*(10.17)Employment Agreement dated September 20, 2006, between American River Bankshares and Mitchell A. Derenzo, incorporated by reference from Exhibit 99.1 to the Registrant’s Current Report on Form 8-K, filed with the Commission on September 20, 2006.
48
 
*(10.18)Employment Agreement dated September 20, 2006, between American River Bankshares and Kevin B. Bender, incorporated by reference from Exhibit 99.3 to the Registrant’s Current Report on Form 8-K, filed with the Commission on September 20, 2006.
*(10.19)Salary Continuation Agreement, as amended on December 31, 2012, between American River Bank and Kevin B. Bender, incorporated by reference from Exhibit 99.1 to the Registrant’s Current Report on Form 8-K, filed with the Commission on January 2, 2013.

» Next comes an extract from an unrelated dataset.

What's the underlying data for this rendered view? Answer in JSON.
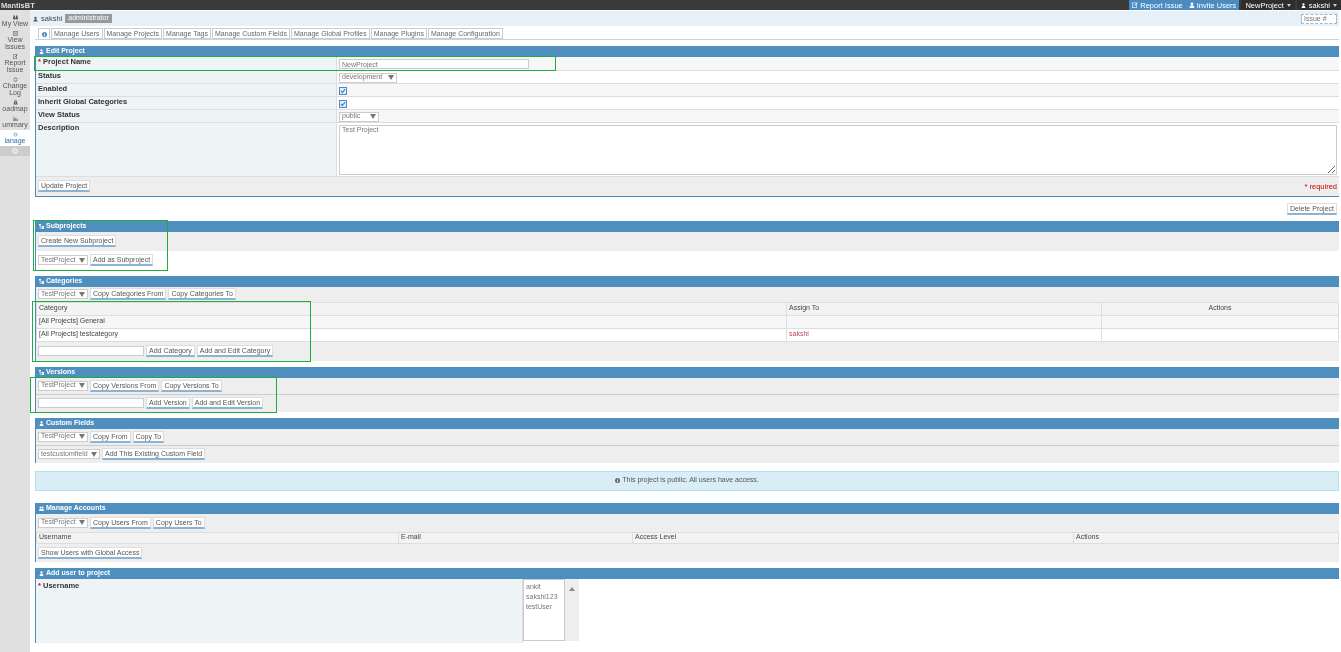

*(10.20)Salary Continuation Agreement, as amended on February 21, 2008, between American River Bank and Raymond F. Byrne, incorporated by reference from Exhibit 99.7 to the Registrant’s Current Report on Form 8-K, filed with the Commission on February 22, 2008.

(10.21)Lease agreement dated May 23, 2007 between Bank of Amador, a division of American River Bank, and Joseph Bellamy, Trustee of the Joseph T. Bellamy 2005 Trust, related to 26395 Buckhorn Ridge Road, Pioneer, California, incorporated by reference from Exhibit 99.1 to the Registrant’s Current Report on Form 8-K, filed with the Commission on May 24, 2007, the First Amendment thereto, dated October 15, 2007, incorporated by reference from Exhibit 99.1 to the Registrant’s Current Report on Form 8-K, filed with the Commission on October 16, 2007, and the Second Amendment thereto, dated October 16, 2017, incorporated by reference from Exhibit 99.1 to the Registrant’s Current Report on Form 8-K, filed with the Commission on October 17, 2017.

(10.22)Lease agreement dated December 23, 2008, between North Coast Bank, a division of American River Bank, and 90 E Street LLC, related to 90 E Street, Santa Rosa, California, incorporated by reference from Exhibit 99.3 to the Registrant’s Current Report on Form 8-K, filed with the Commission on December 24, 2008.
(10.23)Customer Service Agreement dated January 4, 2010, between American River Bankshares and TriNet HR Corporation, incorporated by reference from Exhibit 99.1 to the Registrant’s Current Report on Form 8-K, filed with the Commission on January 5, 2010.
*(10.24)Form of Indemnification Agreement for directors and executive officers of the Registrant, incorporated by reference from Exhibit 99.1 to the Registrant’s Current Report on Form 8-K, filed with the Commission on January 22, 2010.
*(10.25)Form of Indemnification Agreement for directors and executive officers of American River Bank, incorporated by reference from Exhibit 99.2 to the Registrant’s Current Report on Form 8-K, filed with the Commission on January 22, 2010.